Previously, Dr. Bello and others described what seemed to be drinking vessels made from skulls among the site’s human remains. Together, the skull-cups and arm bone engraving paint the richest, most unambiguous picture yet of early ritualistic cannibalism, said James Cole, an archaeology lecturer at the University of Brighton in Britain, who was not involved in the research.
In the latest study, Dr. Bello and her colleagues compared the incisions on the arm bone in question with hundreds of butchering marks on human and animal bones from Gough’s Cave, as well as engravings on animal bones from the cave and other archaeological sites.
The cut marks on the arm bone were unlike butchering incisions, the researchers found.

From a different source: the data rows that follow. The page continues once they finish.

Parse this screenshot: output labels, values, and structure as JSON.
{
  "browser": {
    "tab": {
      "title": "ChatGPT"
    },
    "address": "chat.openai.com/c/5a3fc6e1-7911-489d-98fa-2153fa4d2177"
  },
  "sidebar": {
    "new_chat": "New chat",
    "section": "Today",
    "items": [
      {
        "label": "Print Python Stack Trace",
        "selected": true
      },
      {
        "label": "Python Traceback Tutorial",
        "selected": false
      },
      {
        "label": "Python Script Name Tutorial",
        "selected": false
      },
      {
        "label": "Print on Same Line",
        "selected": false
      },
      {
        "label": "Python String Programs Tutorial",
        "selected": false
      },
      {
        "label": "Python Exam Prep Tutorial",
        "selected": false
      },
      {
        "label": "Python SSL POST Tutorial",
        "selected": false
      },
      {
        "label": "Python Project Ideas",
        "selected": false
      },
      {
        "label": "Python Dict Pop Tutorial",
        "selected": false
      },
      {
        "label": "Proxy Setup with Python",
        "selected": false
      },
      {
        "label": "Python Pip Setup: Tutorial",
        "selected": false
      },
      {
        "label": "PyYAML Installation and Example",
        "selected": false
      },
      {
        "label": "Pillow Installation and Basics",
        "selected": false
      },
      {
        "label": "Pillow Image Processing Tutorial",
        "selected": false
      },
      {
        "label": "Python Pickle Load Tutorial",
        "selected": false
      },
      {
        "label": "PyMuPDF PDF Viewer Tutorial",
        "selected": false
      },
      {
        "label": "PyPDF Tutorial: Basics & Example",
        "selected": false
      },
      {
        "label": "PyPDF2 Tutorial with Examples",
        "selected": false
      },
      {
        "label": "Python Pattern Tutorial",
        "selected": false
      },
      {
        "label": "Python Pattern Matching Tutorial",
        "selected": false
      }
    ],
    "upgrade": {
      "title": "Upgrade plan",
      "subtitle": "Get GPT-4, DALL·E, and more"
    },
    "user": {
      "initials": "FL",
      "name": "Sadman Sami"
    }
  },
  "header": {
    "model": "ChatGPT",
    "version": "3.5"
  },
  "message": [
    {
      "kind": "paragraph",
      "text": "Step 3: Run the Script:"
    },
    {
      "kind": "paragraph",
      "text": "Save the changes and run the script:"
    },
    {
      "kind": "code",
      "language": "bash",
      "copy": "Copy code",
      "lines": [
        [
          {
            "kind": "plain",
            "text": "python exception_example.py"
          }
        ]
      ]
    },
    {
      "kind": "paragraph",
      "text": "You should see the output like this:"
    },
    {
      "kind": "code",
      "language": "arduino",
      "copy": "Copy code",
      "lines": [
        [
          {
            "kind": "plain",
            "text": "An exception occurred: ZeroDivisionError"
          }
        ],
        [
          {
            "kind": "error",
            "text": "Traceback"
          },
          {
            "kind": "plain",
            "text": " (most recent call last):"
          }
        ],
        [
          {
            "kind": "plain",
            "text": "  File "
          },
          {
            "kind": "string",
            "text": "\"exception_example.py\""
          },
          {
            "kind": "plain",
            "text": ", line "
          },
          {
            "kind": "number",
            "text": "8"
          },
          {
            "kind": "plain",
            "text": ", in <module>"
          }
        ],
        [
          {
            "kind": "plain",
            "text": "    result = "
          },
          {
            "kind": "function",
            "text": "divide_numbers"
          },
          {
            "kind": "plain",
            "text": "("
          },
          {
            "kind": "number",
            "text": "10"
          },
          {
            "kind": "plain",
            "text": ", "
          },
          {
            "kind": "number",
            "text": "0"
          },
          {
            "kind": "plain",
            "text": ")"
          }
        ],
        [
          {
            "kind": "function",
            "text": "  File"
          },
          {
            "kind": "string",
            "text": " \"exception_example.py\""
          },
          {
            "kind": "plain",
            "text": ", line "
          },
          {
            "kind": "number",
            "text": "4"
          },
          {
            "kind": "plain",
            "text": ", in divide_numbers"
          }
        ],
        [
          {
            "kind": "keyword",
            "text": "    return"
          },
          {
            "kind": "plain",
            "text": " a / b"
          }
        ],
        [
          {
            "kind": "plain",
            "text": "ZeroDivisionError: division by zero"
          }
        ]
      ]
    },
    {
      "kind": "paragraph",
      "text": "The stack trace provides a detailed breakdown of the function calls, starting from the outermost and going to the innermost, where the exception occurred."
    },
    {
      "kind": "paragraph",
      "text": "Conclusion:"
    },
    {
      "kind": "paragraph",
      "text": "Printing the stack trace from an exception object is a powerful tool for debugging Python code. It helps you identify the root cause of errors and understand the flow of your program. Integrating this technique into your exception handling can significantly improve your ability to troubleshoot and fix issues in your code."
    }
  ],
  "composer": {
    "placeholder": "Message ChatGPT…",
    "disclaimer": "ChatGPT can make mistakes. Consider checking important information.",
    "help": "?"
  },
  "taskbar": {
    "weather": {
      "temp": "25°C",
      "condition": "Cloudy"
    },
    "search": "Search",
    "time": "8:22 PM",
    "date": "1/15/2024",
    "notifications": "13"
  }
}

It seemed that whoever made the marks deliberately sawed the bone back and forth to make the marks deeper, wider and more visible. In contrast, when taking meat off a bone, one typically wants to minimize the number of cuts, since repeated scraping against bone makes one’s blade (in this case, a stone tool) blunt, Dr. Bello said.
The zigzag design on the arm bone matched patterns on engraved animal bones found in France from the same period, suggesting it was a common motif during that time.
Four views of the human bone that showed a zigzag pattern. The cut marks were unlike butchering incisions, the researchers found. Credit:The Trustees of the Natural History Museum, London
Because heaps of animal remains were also found in Gough’s Cave, the researchers suspect that people back then were not starving and eating humans for survival. There were also no obvious signs of injury on the human remains. That “would suggest that people died from natural causes and were then eaten,” Dr. Bello said.
It’s possible that people practiced cannibalism as a way to dispose of, or even honor, the dead. In this context, engraving the bone might have been a way to extend a memory of the deceased before the body was broken down and eaten, though this is just speculation, Dr. Bello said.
In fact, we may never know what people who lived that long ago were thinking, said Pat Shipman, an adjunct anthropology professor at Pennsylvania State University, who was not involved in the study. What’s clear, though, is that such things as how we treat the dead and what we deem acceptable to eat have constantly shifted through history.
Studies like this enlarge our understanding of our own species, she said, showing us that “there’s a lot more variability in human cultures, and cultural behavior, than we might think.”